The privatisations successfully dislodged the Communists from the commanding heights of the economy, but also created a lasting sense of injustice in Russia. So when Mr Khodorkovsky began to behave like an independent and legitimate owner of Yukos, negotiating its sale and financing the political opposition, Mr Putin was furious.
The president’s desire to curtail the political and economic influence of the oligarchs was understandable. Mr Putin could have levied a windfall tax on the oligarchs, or renationalised the energy companies and compensated shareholders. Instead, he used the legal and tax systems to bankrupt a healthy company and pass the prize from one elite to another—this time, a group closely tied to the KGB, the Soviet Union’s former security service.
Russian tsars often banished disloyal aristocrats who prospered under a previous reign and expropriated their wealth. What was new with Yukos was Mr Putin’s pretence that all this was legal. That eroded democratic institutions and further discredited the law by using it as a political instrument. An attack late last year on Royal Dutch Shell (allegedly on environmental grounds) and an earlier economic blockade of Georgia, which was attributed to health regulations, were part of a pattern that began with Yukos.
After a bogus trial conducted by servile judges, Mr Khodorkovsky was sent to a Siberian prison camp and Yukos was broken up and pushed into bankruptcy through ever mounting back-tax claims. The figures did not add up. In December 2004 Yuganskneftegaz, the main production unit of Yukos, was sold in a rigged auction for $9.4 billion to a front company registered in a grocery shop in a provincial town, which was then bought by Rosneft. (When Rosneft came to float its shares on the London Stock Exchange, the same asset was valued at close to $60 billion.) The sums kept changing, but the formula stayed the same: the tax bill always ended up exceeding the value of Yukos’s assets.
By the time Yukos’s last assets were auctioned (undervalued by about 25%, says Al Breach of UBS, a Swiss bank) there was a sense of inevitability rather than outrage. Russian and foreign energy companies such as TNK-BP and Italy’s Eni and Enel took part to ingratiate themselves with Rosneft and Gazprom, the gatekeepers of Russian resources. Big foreign banks bent over backwards to earn the Kremlin’s favour. The government “left enough crumbs on the table” to keep foreign businesses happy, says Mr MacFarquhar.

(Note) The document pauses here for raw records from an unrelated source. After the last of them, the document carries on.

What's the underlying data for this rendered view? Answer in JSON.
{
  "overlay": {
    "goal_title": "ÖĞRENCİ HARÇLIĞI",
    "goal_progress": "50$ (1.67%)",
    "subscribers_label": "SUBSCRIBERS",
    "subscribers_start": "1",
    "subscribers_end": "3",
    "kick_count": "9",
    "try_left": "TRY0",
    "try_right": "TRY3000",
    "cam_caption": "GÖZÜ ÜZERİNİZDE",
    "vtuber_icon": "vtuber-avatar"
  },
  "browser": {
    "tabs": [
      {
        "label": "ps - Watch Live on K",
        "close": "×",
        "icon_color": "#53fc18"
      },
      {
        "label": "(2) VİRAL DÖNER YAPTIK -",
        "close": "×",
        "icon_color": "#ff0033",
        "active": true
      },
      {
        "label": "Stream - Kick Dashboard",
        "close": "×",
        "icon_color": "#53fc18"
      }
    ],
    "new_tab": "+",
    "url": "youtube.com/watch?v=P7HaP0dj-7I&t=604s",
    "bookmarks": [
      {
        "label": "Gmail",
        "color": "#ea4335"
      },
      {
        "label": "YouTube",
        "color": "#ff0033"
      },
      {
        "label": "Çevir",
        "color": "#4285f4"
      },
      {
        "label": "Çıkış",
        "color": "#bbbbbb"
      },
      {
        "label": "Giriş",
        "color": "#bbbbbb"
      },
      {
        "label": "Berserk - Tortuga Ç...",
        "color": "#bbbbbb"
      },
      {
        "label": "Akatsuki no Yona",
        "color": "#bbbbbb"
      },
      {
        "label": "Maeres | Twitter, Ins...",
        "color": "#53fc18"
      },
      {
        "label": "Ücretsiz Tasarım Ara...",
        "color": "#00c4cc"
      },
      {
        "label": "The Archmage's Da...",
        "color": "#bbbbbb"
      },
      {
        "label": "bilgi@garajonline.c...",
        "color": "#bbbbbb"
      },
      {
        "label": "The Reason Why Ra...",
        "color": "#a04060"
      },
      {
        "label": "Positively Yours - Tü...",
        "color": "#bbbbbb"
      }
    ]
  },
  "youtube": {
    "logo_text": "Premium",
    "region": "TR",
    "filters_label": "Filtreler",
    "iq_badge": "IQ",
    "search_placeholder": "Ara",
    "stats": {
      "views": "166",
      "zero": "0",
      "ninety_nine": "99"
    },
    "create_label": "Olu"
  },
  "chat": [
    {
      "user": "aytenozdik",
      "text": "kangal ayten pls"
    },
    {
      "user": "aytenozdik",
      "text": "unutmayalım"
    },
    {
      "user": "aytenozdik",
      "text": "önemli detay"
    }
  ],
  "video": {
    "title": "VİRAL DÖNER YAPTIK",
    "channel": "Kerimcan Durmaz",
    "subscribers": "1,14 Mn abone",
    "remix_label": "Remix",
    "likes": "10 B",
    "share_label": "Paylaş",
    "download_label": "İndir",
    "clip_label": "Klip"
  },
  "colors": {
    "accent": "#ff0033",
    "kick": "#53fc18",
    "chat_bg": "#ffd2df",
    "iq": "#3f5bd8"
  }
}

High oil prices kept everyone quiet. They also meant that Russia felt no immediate pain from the destruction of Yukos. The management of state oil companies may be less efficient and less transparent than that of private firms, but when prices are high they still make a lot of money. Shareholders have filed lawsuits in international courts, claiming that Russia has violated the European energy charter to which it had signed up. Russia retorts that it never ratified the document.
Yevgeny Yasin, Russia’s former liberal economics minister, argues that the Yukos affair has done enduring damage to Russia’s long-term prosperity because it is harder to create wealth without property rights and the supremacy of law. The affair broke the rule of the oligarchs but resulted in a fusion of political and economic power, concentrated in the hands of the Kremlin. Its chiefs must think they are invulnerable. But so did the oligarchs and the Communists before them